I’m sorting through some ideas on a couple of writing projects today, and many of the essays, articles, and interviews I’ve been reading keep repeating the same narrative: cinema is dead. Or maybe dying. For the most part, I’ve seen this narrative as one narrative among many for describing what’s happening right now in the world of making, distributing, and consuming moving images, but the popularity of this narrative certainly begs the question: Why do so many people insist that cinema is dead (or dying)? And, a slightly different question, what are the desires involved in witnessing the death of cinema?
I have several examples in mind here, both academic and popular. A good place to start would be Jon Lewis’s provocatively titled collection, It’s the End of Cinema as We Know It, which linked 1990s millenial culture with a cinema industry in a state of transition (the birth of digital technologies, the “globalization” of Hollywood, etc), but it would also make sense to include Edward Jay Epstein’s The Big Picture, which seeks to document the transformation of the major studios.

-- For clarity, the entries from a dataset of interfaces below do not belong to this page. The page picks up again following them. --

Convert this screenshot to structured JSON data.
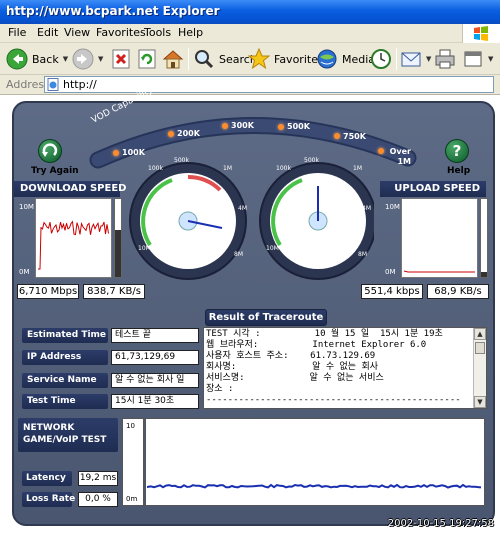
{
  "window": {
    "title": "Explorer",
    "watermark": "http://www.bcpark.net"
  },
  "menu": {
    "items": [
      "File",
      "Edit",
      "View",
      "Favorites",
      "Tools",
      "Help"
    ]
  },
  "toolbar": {
    "back_label": "Back",
    "search_label": "Search",
    "favorites_label": "Favorites",
    "media_label": "Media"
  },
  "address": {
    "label": "Address",
    "value": "http://"
  },
  "vod": {
    "caption": "VOD Capability",
    "marks": [
      "100K",
      "200K",
      "300K",
      "500K",
      "750K",
      "Over 1M"
    ]
  },
  "buttons": {
    "try_again": "Try Again",
    "help": "Help"
  },
  "download": {
    "header": "DOWNLOAD SPEED",
    "axis_top": "10M",
    "axis_bottom": "0M",
    "mbps": "6,710 Mbps",
    "kbs": "838,7 KB/s",
    "level": 0.6
  },
  "upload": {
    "header": "UPLOAD SPEED",
    "axis_top": "10M",
    "axis_bottom": "0M",
    "kbps": "551,4 kbps",
    "kbs": "68,9 KB/s",
    "level": 0.06
  },
  "gauge_labels": {
    "left": [
      "100k",
      "500k",
      "1M",
      "4M",
      "8M",
      "10M"
    ],
    "right": [
      "100k",
      "500k",
      "1M",
      "4M",
      "8M",
      "10M"
    ]
  },
  "traceroute": {
    "header": "Result of Traceroute",
    "lines": [
      "TEST 시각 :          10 월 15 일  15시 1분 19초",
      "웹 브라우저:          Internet Explorer 6.0",
      "사용자 호스트 주소:    61.73.129.69",
      "회사명:              알 수 없는 회사",
      "서비스명:            알 수 없는 서비스",
      "장소 :",
      "-----------------------------------------------"
    ]
  },
  "info": {
    "rows": [
      {
        "label": "Estimated Time",
        "value": "테스트 끝"
      },
      {
        "label": "IP Address",
        "value": "61,73,129,69"
      },
      {
        "label": "Service Name",
        "value": "알 수 없는 회사 일"
      },
      {
        "label": "Test Time",
        "value": "15시 1분 30초"
      }
    ]
  },
  "network": {
    "title_line1": "NETWORK",
    "title_line2": "GAME/VoIP TEST",
    "axis_top": "10",
    "axis_bottom": "0m",
    "latency_label": "Latency",
    "latency_value": "19,2 ms",
    "loss_label": "Loss Rate",
    "loss_value": "0,0 %"
  },
  "timestamp": "2002-10-15 19:27:58",
  "colors": {
    "panel": "#515d78",
    "label_bg": "#25345c",
    "vod_dot": "#ff8c2a",
    "graph_red": "#cc0000",
    "graph_blue": "#1a2fb0"
  }
}
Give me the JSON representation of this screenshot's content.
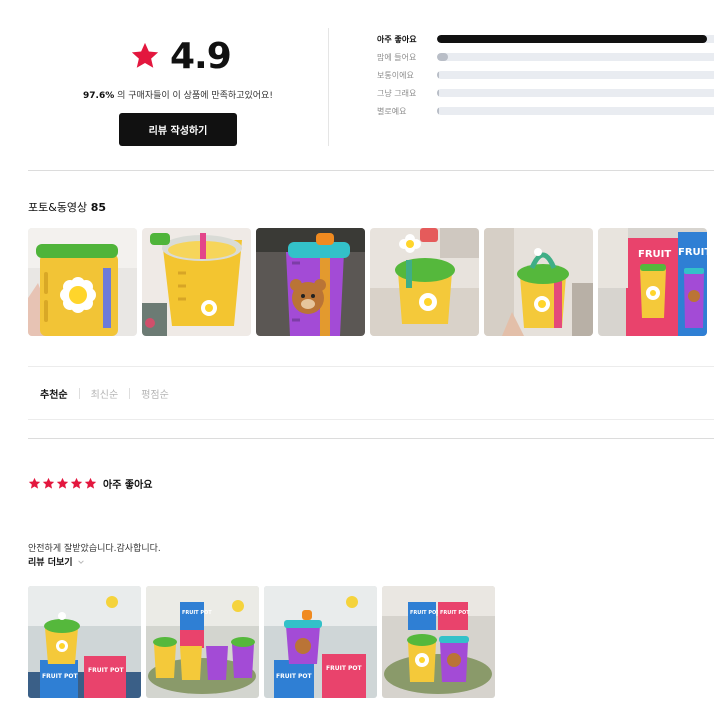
{
  "summary": {
    "score": "4.9",
    "satisfaction_pct": "97.6%",
    "satisfaction_text": " 의 구매자들이 이 상품에 만족하고있어요!",
    "write_review_label": "리뷰 작성하기",
    "star_color": "#e3173e"
  },
  "distribution": [
    {
      "label": "아주 좋아요",
      "fraction": 0.976,
      "color": "#111111",
      "top": true
    },
    {
      "label": "맘에 들어요",
      "fraction": 0.04,
      "color": "#b9bec7",
      "top": false
    },
    {
      "label": "보통이에요",
      "fraction": 0.005,
      "color": "#b9bec7",
      "top": false
    },
    {
      "label": "그냥 그래요",
      "fraction": 0.005,
      "color": "#b9bec7",
      "top": false
    },
    {
      "label": "별로예요",
      "fraction": 0.005,
      "color": "#b9bec7",
      "top": false
    }
  ],
  "photos": {
    "title": "포토&동영상 ",
    "count": "85"
  },
  "sort_options": [
    {
      "label": "추천순",
      "active": true
    },
    {
      "label": "최신순",
      "active": false
    },
    {
      "label": "평점순",
      "active": false
    }
  ],
  "review": {
    "stars": 5,
    "rating_label": "아주 좋아요",
    "text": "안전하게 잘받았습니다.감사합니다.",
    "more_label": "리뷰 더보기"
  }
}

But this imagined “death of cinema” seems to have a much longer history. Jean-Luc Godard is famous for pronouncing the death of cinema, at the end of his 1967 film, Weekend (“Fin de Cinéma”). And, of course, Pillow Book and Prospero’s Books director Peter Greenaway has joined those who wish to declare cinema dead (thanks to Matthew Clayfield’s BraintrustDV essay for the link). Godard and Greenaway’s claims are, of course, provocative, equally polemical and playful, at least in my reading.

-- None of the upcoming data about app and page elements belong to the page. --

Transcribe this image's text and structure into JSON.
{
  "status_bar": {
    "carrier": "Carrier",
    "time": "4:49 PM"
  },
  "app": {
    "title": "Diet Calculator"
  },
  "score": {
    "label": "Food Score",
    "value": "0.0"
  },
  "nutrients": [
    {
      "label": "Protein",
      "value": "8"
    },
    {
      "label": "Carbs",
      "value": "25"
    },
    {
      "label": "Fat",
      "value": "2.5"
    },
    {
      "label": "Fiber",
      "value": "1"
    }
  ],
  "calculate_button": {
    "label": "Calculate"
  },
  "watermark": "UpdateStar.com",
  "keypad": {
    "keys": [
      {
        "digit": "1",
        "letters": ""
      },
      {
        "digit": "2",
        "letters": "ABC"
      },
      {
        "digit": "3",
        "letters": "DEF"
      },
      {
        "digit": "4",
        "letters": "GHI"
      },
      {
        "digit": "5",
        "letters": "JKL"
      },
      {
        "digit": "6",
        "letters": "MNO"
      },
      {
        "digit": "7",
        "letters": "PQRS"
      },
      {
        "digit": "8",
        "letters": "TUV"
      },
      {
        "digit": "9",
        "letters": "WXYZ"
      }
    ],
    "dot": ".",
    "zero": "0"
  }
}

Greenaway’s comments, however, do point towards one of the key signs of cinema’s imminent demise: the potential for interactivity offered by the remote control, essentially locating this so-called death of cinema in new modes of image consumption. To some extent, I find his arguments enticing, especially given the degree to which video-on-demand, iPod video, and other technologies multiply the locations where we can watch moving pictures (film now seems to be an imprecise term) and the degree to which spectators believe themselves to be in control over the viewing experience, and this is one question that I’m still working through. In a BraintrustDV interview with filmmaker Caveh Zehedi, the interviewee describes the experience of downloading one of Zahedi’s films and watching it in a coffeehouse (the comment is about halfway through the interview). There is clearly something new going on here (“private” viewing in a public space, etc), but it seems hasty to read such practices as signalling the obsolescence of seeing movies in theaters (note: Nick’s recent comments about “the vanishing screen” might also be relvant here). In fact, despite the ease of making digital films, distribution often remains a major hurdle, as this New York Times article illustrates (more on this article later).
This question is also informed by new modes of production. I’ve been spending a lot of time this afternoon reading essays on BraintrustDV, so I’ll just point out cinematographer Russ Alsobrook’s “Back to the Future” essay as one example illustrating this rhetoric as it appears in conversations about filming (recording?) with digital cameras. Here, of course, the reverse (negative?) image of the death of cinema appears in the guise of a “digital revolution” (a similar–and interesting–version of this narrative also appears in this essay by Keith Griffiths).
I don’t have any conclusions here, but the persistence of this death-of-cinema narrative is striking. Epstein’s efforts to link this story to economic interests are an obvious place to start. Obviously convenience and portability are major selling factors, at least in terms of marketing the death of cinema, but why are so many of us so willing to declare, along with Godard, “Fin de Cinéma?”